Medical Practice B, a small primary care clinic, outsourced their RCM services to a specialized provider. By leveraging the expertise of the RCM provider, they experienced a 25% reduction in claim denials, improved collection rates by 15%, and increased revenue by 20%. Outsourcing RCM allowed the medical practice to focus more on patient care and practice growth.

Hospital C

Hospital C, a large healthcare system, invested in advanced analytics tools for their revenue cycle. By leveraging data analytics and predictive modeling, they identified key areas for improvement, optimized their billing processes, and reduced their average days in accounts receivable by 20%. These improvements resulted in significant cost savings and improved financial performance.



Revenue cycle management is an essential component of medical billing that ensures accurate and timely reimbursement for healthcare services. By implementing efficient RCM practices, healthcare organizations can optimize financial outcomes, improve operational efficiency, and enhance patient care.

The revenue cycle involves various stages, from patient registration to claim submission, payment posting, denial management, and reporting. Each stage plays a vital role in the overall financial health of a medical practice and requires careful attention to detail and adherence to regulations.

Implementing RCM practices offers numerous benefits, including increased revenue, improved cash flow, reduced billing errors, enhanced efficiency, better compliance, streamlined workflow, increased control and transparency, and access to real-time data. These advantages contribute to the overall financial stability and growth of medical practices.

Technology plays a crucial role in RCM, enabling automation, secure data management, integration, and interoperability. By leveraging technology solutions, healthcare organizations can streamline processes, improve accuracy, and gain valuable insights into their revenue cycle performance.

While implementing RCM, healthcare organizations face challenges such as complex regulations, staff training requirements, implementation costs, and resistance to change. Overcoming these challenges requires clear communication, regular training, process streamlining, continuous monitoring, and strategic investment in technology.

The decision between outsourcing and in-house RCM depends on factors such as resource availability, expertise requirements, cost-effectiveness, scalability, and regulatory compliance.
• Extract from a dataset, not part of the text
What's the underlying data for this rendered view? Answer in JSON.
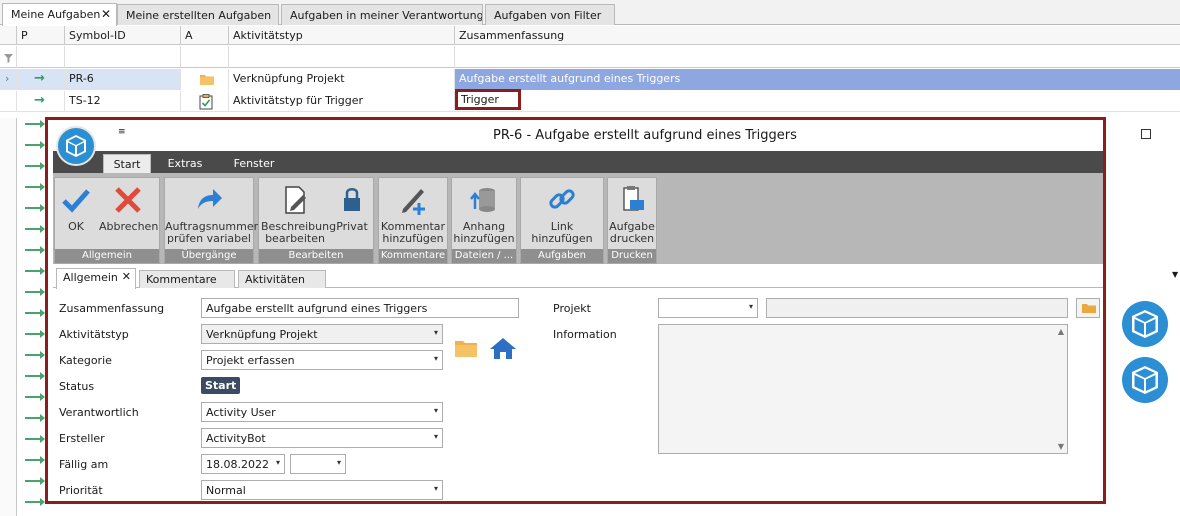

Medical practices must carefully evaluate these factors to determine the optimal approach for their revenue cycle management.

Looking ahead, future trends in RCM include the integration of artificial intelligence, telehealth, value-based care, alternative payment models, data analytics, and predictive modeling. These trends will shape the future of revenue cycle management, driving innovation and operational improvements in medical billing.

Successful RCM implementations, as demonstrated by case studies, highlight the positive impact of optimized processes, technology adoption, and strategic decision-making. Healthcare organizations can learn from these experiences to improve their own revenue cycle management practices and achieve better financial outcomes.

In conclusion, with the ever-changing healthcare landscape, effective revenue cycle management is becoming increasingly important. By embracing best practices, leveraging technology, and staying ahead of emerging trends, healthcare organizations can optimize their revenue cycle, enhance financial performance, and provide better patient care.